**Exercise instructions:**
Extract all lines that hold "Taqueria" from the records below.

**Records for processing:**
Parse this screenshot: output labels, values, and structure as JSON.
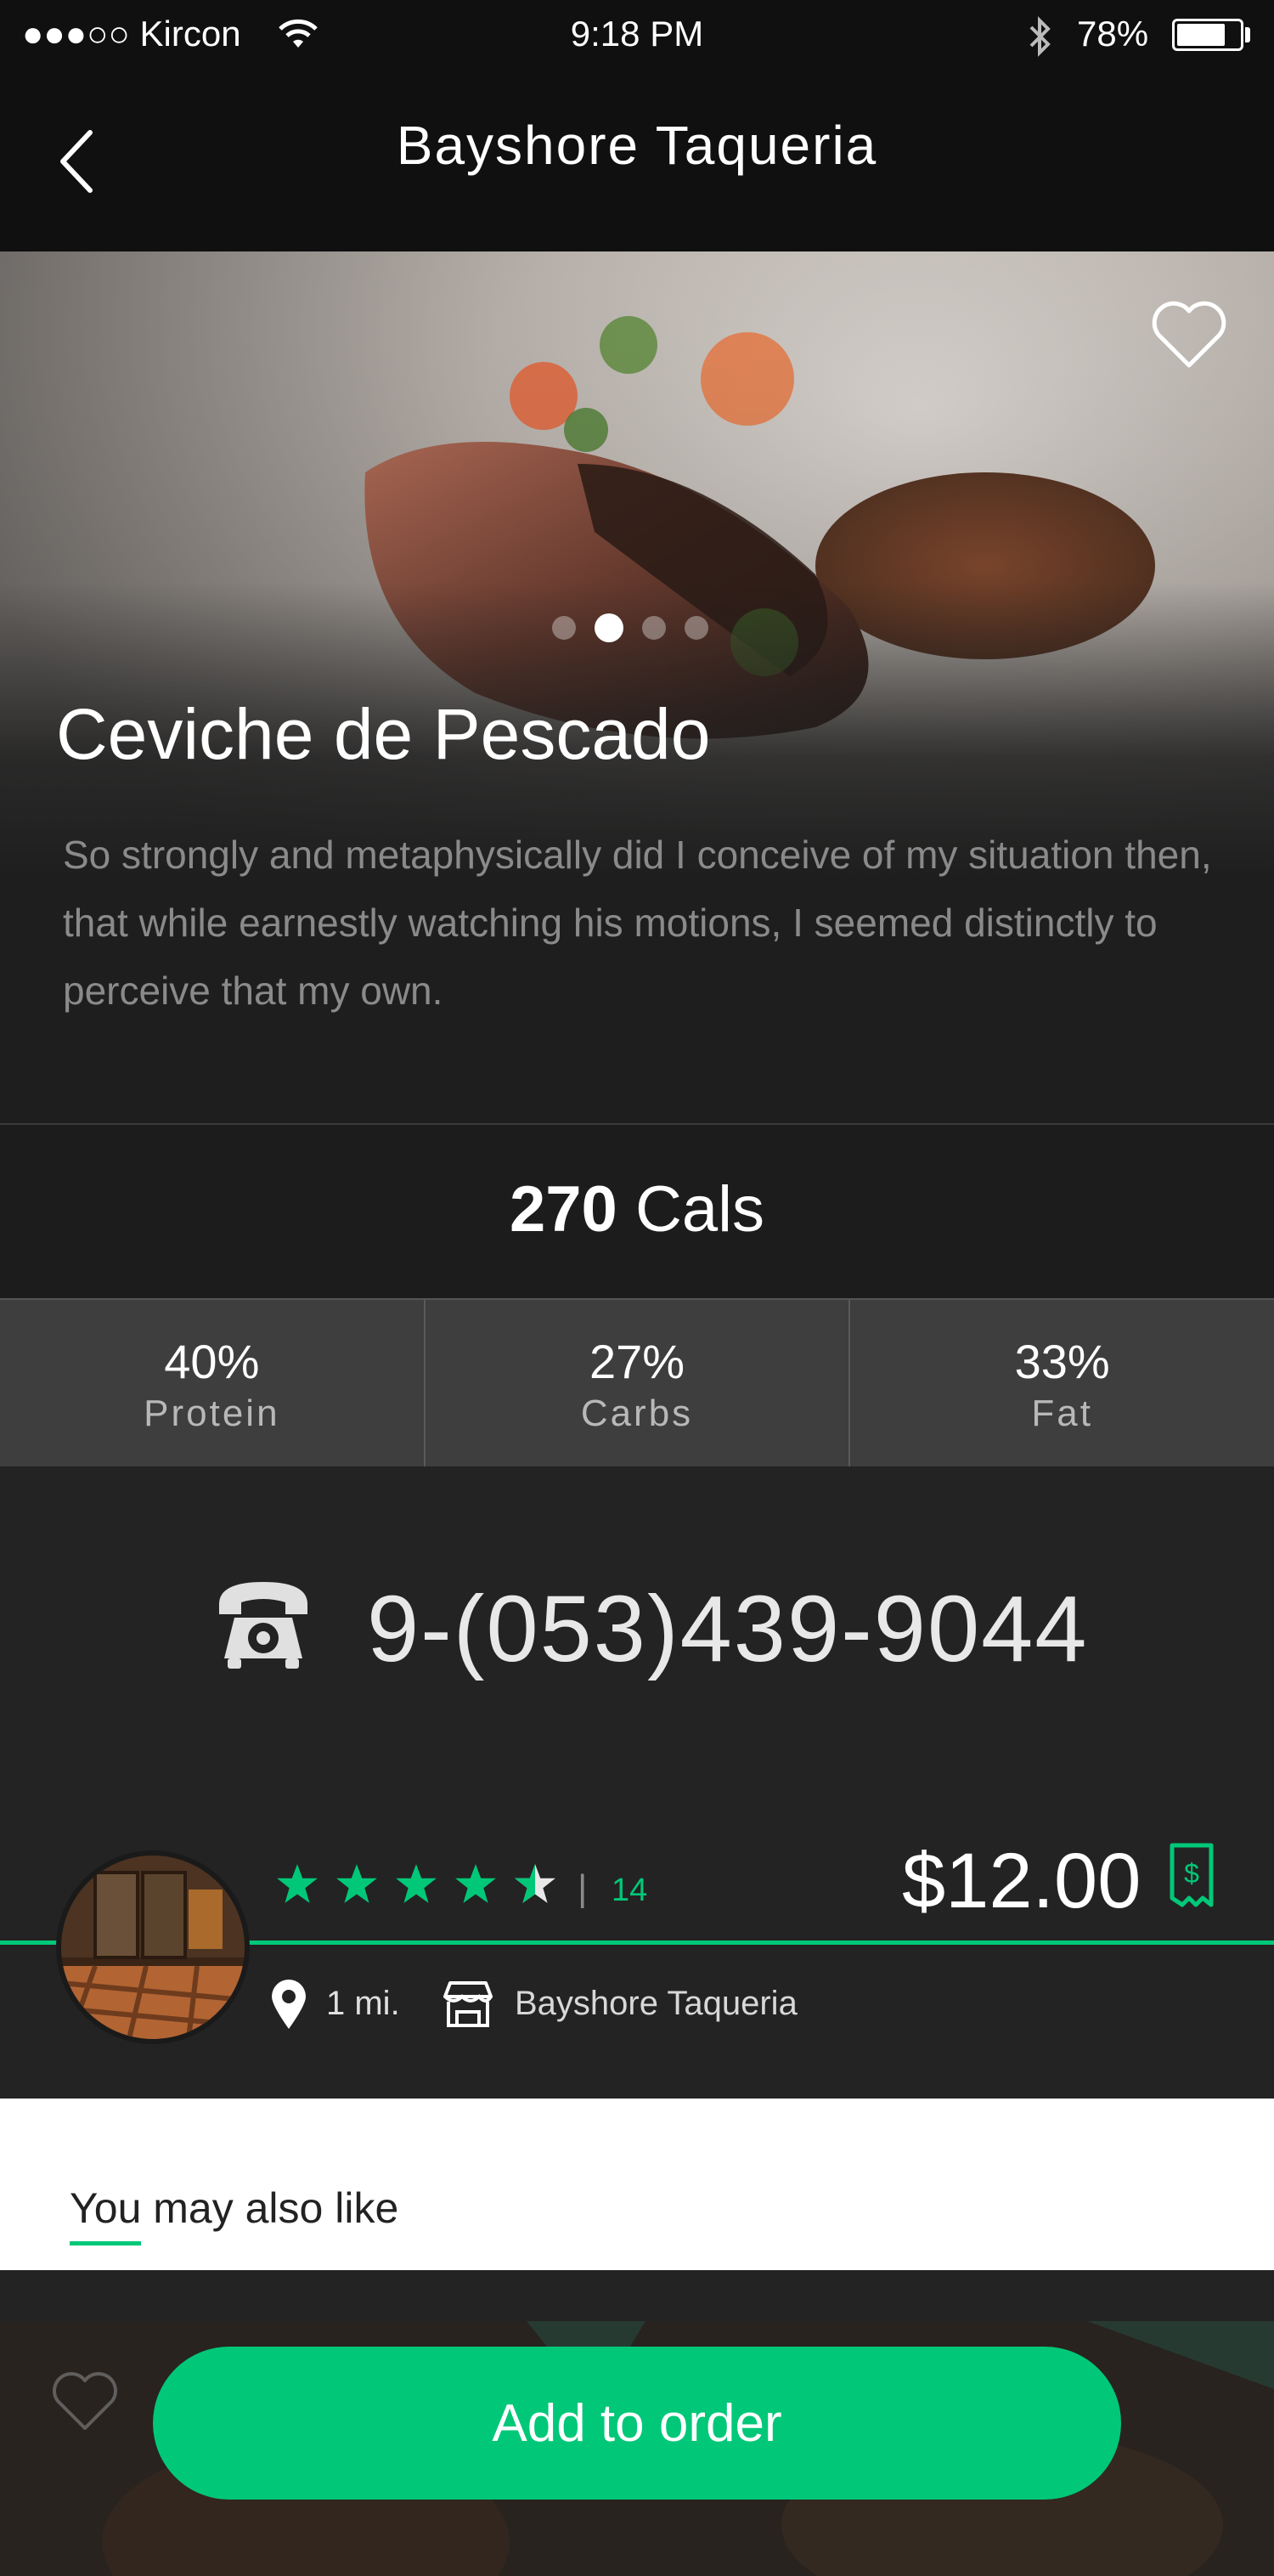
{
  "status_bar": {
    "carrier": "●●●○○ Kircon",
    "time": "9:18 PM",
    "battery": "78%",
    "battery_level": 0.78
  },
  "nav": {
    "title": "Bayshore Taqueria"
  },
  "dish": {
    "name": "Ceviche de Pescado",
    "description": "So strongly and metaphysically did I conceive of my situation then, that while earnestly watching his motions, I seemed distinctly to perceive that my own.",
    "carousel_total": 4,
    "carousel_active": 2
  },
  "nutrition": {
    "calories_value": "270",
    "calories_unit": "Cals",
    "macros": [
      {
        "pct": "40%",
        "label": "Protein"
      },
      {
        "pct": "27%",
        "label": "Carbs"
      },
      {
        "pct": "33%",
        "label": "Fat"
      }
    ]
  },
  "contact": {
    "phone": "9-(053)439-9044"
  },
  "restaurant": {
    "rating": 4.5,
    "rating_count": "14",
    "rating_separator": "|",
    "price": "$12.00",
    "distance": "1 mi.",
    "name": "Bayshore Taqueria"
  },
  "recommendations": {
    "label": "You may also like"
  },
  "actions": {
    "add_to_order": "Add to order"
  },
  "colors": {
    "accent": "#00c878",
    "background": "#1b1b1b",
    "header": "#101010"
  }
}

**Exercise output:**
    "title": "Bayshore Taqueria"
    "name": "Bayshore Taqueria"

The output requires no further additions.